INFORMATION PROVIDED
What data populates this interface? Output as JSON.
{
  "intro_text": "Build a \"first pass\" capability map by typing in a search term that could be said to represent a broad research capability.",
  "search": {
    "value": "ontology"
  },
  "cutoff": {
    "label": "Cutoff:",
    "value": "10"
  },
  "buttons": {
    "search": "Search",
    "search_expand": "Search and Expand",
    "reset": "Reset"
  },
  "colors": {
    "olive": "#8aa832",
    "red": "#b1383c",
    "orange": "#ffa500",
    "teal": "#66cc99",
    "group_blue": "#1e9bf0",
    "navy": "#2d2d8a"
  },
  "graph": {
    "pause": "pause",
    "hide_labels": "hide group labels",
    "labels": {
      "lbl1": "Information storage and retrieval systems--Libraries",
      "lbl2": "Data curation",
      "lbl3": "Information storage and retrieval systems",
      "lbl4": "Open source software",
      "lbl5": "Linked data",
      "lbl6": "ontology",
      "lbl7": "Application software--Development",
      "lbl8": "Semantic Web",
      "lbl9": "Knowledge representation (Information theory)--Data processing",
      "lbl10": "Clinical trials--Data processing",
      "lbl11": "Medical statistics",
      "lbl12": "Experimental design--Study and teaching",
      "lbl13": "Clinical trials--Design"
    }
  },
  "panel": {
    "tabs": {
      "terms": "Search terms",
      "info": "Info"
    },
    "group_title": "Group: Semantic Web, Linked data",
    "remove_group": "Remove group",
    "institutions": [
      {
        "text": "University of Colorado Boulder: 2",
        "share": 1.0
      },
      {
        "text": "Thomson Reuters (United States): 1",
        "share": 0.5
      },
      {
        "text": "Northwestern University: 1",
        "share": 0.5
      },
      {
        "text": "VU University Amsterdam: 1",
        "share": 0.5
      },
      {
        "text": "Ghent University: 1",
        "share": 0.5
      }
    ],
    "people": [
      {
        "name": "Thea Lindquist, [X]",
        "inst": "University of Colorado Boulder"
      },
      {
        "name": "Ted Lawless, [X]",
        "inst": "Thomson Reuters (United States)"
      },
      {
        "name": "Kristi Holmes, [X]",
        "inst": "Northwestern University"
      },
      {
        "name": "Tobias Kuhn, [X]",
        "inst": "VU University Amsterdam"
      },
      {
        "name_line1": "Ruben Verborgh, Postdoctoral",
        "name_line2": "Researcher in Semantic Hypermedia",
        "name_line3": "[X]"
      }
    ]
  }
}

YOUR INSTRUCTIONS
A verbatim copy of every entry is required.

YOUR RESPONSE
What data populates this interface? Output as JSON.
{
  "intro_text": "Build a \"first pass\" capability map by typing in a search term that could be said to represent a broad research capability.",
  "search": {
    "value": "ontology"
  },
  "cutoff": {
    "label": "Cutoff:",
    "value": "10"
  },
  "buttons": {
    "search": "Search",
    "search_expand": "Search and Expand",
    "reset": "Reset"
  },
  "colors": {
    "olive": "#8aa832",
    "red": "#b1383c",
    "orange": "#ffa500",
    "teal": "#66cc99",
    "group_blue": "#1e9bf0",
    "navy": "#2d2d8a"
  },
  "graph": {
    "pause": "pause",
    "hide_labels": "hide group labels",
    "labels": {
      "lbl1": "Information storage and retrieval systems--Libraries",
      "lbl2": "Data curation",
      "lbl3": "Information storage and retrieval systems",
      "lbl4": "Open source software",
      "lbl5": "Linked data",
      "lbl6": "ontology",
      "lbl7": "Application software--Development",
      "lbl8": "Semantic Web",
      "lbl9": "Knowledge representation (Information theory)--Data processing",
      "lbl10": "Clinical trials--Data processing",
      "lbl11": "Medical statistics",
      "lbl12": "Experimental design--Study and teaching",
      "lbl13": "Clinical trials--Design"
    }
  },
  "panel": {
    "tabs": {
      "terms": "Search terms",
      "info": "Info"
    },
    "group_title": "Group: Semantic Web, Linked data",
    "remove_group": "Remove group",
    "institutions": [
      {
        "text": "University of Colorado Boulder: 2",
        "share": 1.0
      },
      {
        "text": "Thomson Reuters (United States): 1",
        "share": 0.5
      },
      {
        "text": "Northwestern University: 1",
        "share": 0.5
      },
      {
        "text": "VU University Amsterdam: 1",
        "share": 0.5
      },
      {
        "text": "Ghent University: 1",
        "share": 0.5
      }
    ],
    "people": [
      {
        "name": "Thea Lindquist, [X]",
        "inst": "University of Colorado Boulder"
      },
      {
        "name": "Ted Lawless, [X]",
        "inst": "Thomson Reuters (United States)"
      },
      {
        "name": "Kristi Holmes, [X]",
        "inst": "Northwestern University"
      },
      {
        "name": "Tobias Kuhn, [X]",
        "inst": "VU University Amsterdam"
      },
      {
        "name_line1": "Ruben Verborgh, Postdoctoral",
        "name_line2": "Researcher in Semantic Hypermedia",
        "name_line3": "[X]"
      }
    ]
  }
}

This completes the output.